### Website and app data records
%%

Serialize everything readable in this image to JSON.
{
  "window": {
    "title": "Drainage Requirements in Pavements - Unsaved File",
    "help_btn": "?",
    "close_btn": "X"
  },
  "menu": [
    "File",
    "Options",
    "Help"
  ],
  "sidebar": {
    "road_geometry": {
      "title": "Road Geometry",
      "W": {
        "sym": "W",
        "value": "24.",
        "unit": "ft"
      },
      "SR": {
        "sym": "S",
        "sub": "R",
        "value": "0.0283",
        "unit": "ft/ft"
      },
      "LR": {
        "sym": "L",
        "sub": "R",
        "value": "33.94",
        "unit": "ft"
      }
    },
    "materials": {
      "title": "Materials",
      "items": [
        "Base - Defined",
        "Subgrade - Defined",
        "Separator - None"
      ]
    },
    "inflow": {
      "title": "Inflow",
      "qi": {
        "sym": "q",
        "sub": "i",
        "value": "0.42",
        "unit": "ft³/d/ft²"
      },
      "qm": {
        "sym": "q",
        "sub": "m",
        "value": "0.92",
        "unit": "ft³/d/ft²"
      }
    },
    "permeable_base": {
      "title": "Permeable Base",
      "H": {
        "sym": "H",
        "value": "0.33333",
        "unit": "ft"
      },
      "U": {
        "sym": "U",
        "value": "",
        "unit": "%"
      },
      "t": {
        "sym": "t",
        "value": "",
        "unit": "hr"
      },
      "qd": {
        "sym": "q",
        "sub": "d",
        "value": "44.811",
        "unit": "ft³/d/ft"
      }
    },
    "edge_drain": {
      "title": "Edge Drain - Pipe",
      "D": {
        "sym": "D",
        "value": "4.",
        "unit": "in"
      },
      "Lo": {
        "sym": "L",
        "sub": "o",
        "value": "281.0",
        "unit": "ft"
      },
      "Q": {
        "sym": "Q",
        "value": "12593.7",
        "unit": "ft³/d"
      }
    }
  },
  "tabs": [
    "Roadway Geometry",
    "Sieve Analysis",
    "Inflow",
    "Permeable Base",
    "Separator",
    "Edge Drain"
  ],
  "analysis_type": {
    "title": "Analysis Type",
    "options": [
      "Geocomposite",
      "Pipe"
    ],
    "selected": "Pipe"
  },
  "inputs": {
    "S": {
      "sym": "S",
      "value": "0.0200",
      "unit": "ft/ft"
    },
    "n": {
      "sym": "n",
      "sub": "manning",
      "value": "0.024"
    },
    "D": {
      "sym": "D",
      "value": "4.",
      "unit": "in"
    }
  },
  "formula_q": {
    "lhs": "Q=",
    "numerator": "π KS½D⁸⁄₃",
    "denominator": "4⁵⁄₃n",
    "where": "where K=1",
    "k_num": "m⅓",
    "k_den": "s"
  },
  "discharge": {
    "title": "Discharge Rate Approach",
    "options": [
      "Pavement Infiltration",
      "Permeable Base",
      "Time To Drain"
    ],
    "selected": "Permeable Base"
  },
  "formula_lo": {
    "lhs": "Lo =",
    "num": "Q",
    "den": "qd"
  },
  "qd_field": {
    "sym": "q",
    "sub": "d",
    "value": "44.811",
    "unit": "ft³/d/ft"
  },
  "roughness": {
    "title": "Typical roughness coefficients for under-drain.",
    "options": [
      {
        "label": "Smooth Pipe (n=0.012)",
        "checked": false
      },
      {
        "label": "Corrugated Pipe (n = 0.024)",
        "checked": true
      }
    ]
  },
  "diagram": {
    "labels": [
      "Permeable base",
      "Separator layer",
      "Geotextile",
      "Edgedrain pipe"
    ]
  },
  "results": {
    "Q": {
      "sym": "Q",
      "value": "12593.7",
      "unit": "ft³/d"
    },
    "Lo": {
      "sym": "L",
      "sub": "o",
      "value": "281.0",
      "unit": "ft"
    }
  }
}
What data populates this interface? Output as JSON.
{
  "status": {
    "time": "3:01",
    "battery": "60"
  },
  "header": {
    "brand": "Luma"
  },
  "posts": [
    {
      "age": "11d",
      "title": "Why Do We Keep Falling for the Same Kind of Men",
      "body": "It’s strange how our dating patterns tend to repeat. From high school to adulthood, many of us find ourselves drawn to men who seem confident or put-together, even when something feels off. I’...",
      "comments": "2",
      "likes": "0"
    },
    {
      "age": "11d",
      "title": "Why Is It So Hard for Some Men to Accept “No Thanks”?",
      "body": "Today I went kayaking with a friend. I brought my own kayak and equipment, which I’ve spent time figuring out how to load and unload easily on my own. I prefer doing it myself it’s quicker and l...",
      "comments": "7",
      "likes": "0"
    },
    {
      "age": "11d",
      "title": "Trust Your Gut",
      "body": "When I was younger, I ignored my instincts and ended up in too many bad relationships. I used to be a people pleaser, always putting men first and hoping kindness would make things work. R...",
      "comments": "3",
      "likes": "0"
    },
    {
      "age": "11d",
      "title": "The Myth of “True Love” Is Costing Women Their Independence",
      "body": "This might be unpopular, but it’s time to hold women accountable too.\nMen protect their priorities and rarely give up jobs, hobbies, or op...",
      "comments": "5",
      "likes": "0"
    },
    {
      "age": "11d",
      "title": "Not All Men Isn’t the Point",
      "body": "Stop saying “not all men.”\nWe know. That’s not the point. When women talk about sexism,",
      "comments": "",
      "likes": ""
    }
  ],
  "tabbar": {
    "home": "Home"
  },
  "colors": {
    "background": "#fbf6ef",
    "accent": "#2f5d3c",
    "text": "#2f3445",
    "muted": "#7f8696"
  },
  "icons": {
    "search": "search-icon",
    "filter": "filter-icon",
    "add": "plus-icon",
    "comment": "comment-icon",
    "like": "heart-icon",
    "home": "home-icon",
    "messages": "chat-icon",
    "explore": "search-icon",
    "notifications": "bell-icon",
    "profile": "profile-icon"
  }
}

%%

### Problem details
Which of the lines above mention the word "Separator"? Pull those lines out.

### Task output
        "Separator - None"
    "Separator",
      "Separator layer",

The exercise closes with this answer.